One reason almost always put forth by proponents of human embryo cloning research as justification for the creation and destruction of cloned human embryos is the need to bring healing and cures to the millions who suffer from illnesses and diseases that may otherwise die without this research. Such an argument as this is of great significance for it connects to a fundamental principle of medicine: treat sickness and heal when you can. Yet, as the argument is stated, its significance rests in part on two assumptions: 1) that cloned embryo research will be necessary, or superior to all other options, in the treatment of certain diseases, and 2) that the thousands and millions who need the treatments will have access to any medical advances that might come from such research.
Addressing the first assumption, we need to recognize that the diseases suggested as likely targets for human cloning research are also the targets of researchers using other approaches, such as genetic therapies, drug development, and adult stem cells. It may well be the case that for many patients the treatments for their illnesses may come more quickly from research avenues other than cloned human embryo research, and that these alternative treatments may even be better than any treatment derived from human cloning research.

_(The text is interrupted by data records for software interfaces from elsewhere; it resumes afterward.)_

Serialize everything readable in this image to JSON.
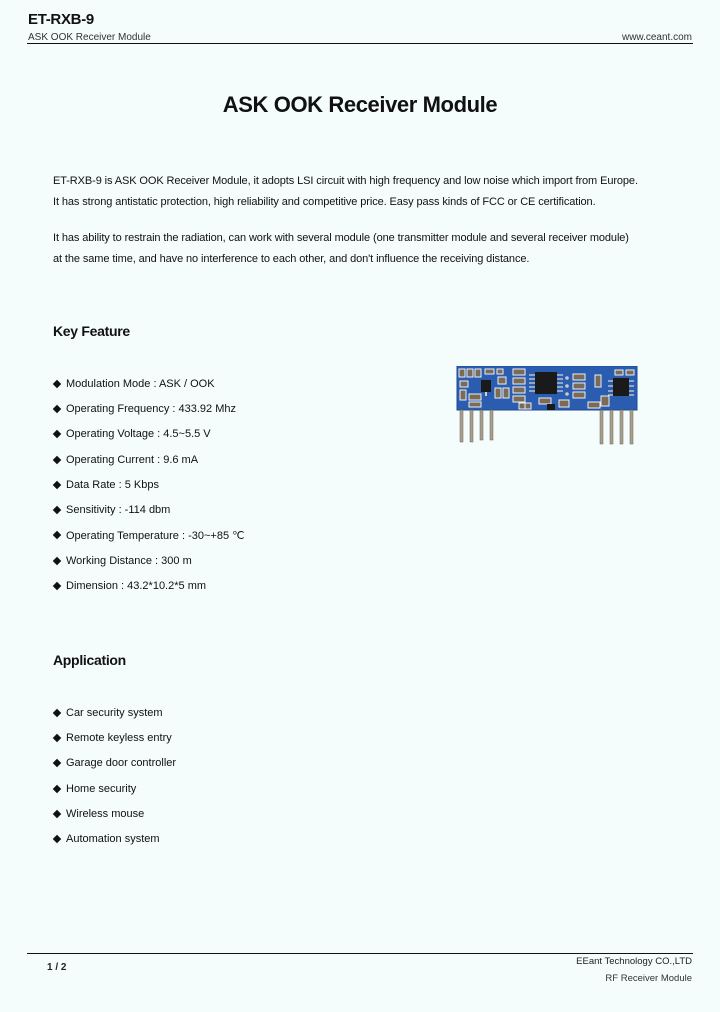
{
  "header": {
    "title": "ET-RXB-9",
    "subtitle": "ASK OOK Receiver Module",
    "website": "www.ceant.com"
  },
  "document": {
    "title": "ASK OOK Receiver Module",
    "intro": [
      {
        "line1": "ET-RXB-9 is ASK OOK Receiver Module, it adopts LSI circuit with high frequency and low noise which import from Europe.",
        "line2": "It has strong antistatic protection, high reliability and competitive price. Easy pass kinds of FCC or CE certification."
      },
      {
        "line1": "It has ability to restrain the radiation, can work with several module (one transmitter module and several receiver  module)",
        "line2": "at the same time, and have no interference to each other, and don't influence the receiving distance."
      }
    ],
    "key_feature": {
      "heading": "Key Feature",
      "bullet_icon": "diamond-bullet-icon",
      "items": [
        "Modulation Mode : ASK / OOK",
        "Operating Frequency : 433.92 Mhz",
        "Operating Voltage : 4.5~5.5 V",
        "Operating Current : 9.6 mA",
        "Data Rate : 5 Kbps",
        "Sensitivity : -114 dbm",
        "Operating Temperature : -30~+85 ℃",
        "Working Distance : 300 m",
        "Dimension : 43.2*10.2*5 mm"
      ]
    },
    "product_image": {
      "description": "Blue PCB receiver module with SMD components and two rows of 4 header pins",
      "colors": {
        "pcb": "#2a5db0",
        "silkscreen": "#e8eef8",
        "chip": "#1a1a1a",
        "pins": "#b8b0a0"
      }
    },
    "application": {
      "heading": "Application",
      "items": [
        "Car security system",
        "Remote keyless entry",
        "Garage door controller",
        "Home security",
        "Wireless mouse",
        "Automation system"
      ]
    }
  },
  "footer": {
    "page": "1 / 2",
    "company": "EEant Technology CO.,LTD",
    "product": "RF Receiver Module"
  }
}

Regarding the second assumption, we need to acknowledge that even if treatments from human cloning research prove to be the best available and are developed first, the vast majority of the millions of people who need these treatments will not have access to them. For example, no one denies that cancer research has generated many significant advances in cancer treatment over the past thirty years. Yet the President's Cancer Panel in their 2001 report conclude that "a great many people-both the privileged and the poor-find that at the very time they need the most effective cancer care our research enterprise has devised, the health care delivery system of our Nation fails them." Considering this tragic reality, and adding to it the fact that millions of children die every year from diseases preventable by vaccines, and the fact that some of the most effective drugs developed for certain diseases are not mass produced because no one will make a profit, one must seriously question any assertion that our society should pursue human cloning research because millions will benefit. This justification for pursuing this socially contentious and ethically controversial research is just false. Human embryos need not be created and destroyed in order that thousands or millions might be saved.

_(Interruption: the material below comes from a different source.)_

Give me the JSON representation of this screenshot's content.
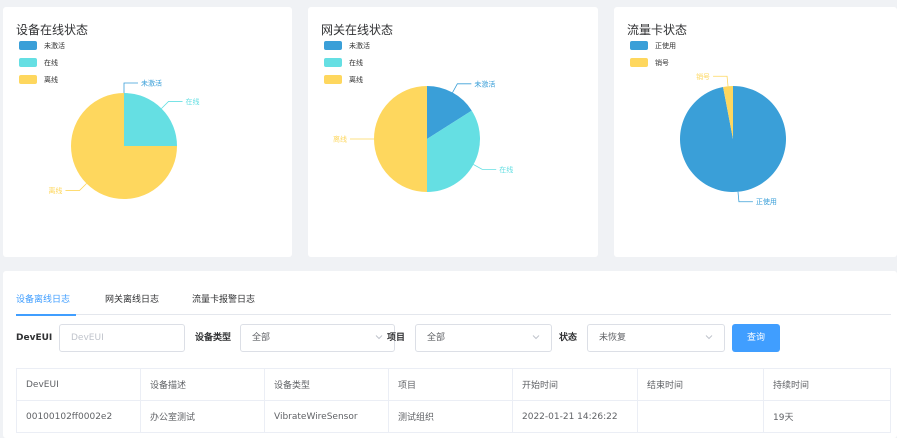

Indeed, without the continual creation and destruction of cloned human embryos the future of medical advance will still be one of great hope. There are many avenues of medical research that can be pursued with broad ethical and societal support. As a people who value progress and justice, we can decide to pursue every avenue of medical research that is respectful of human life in all its stages, and we can work to create a system that brings the advances in medicine to all those in need.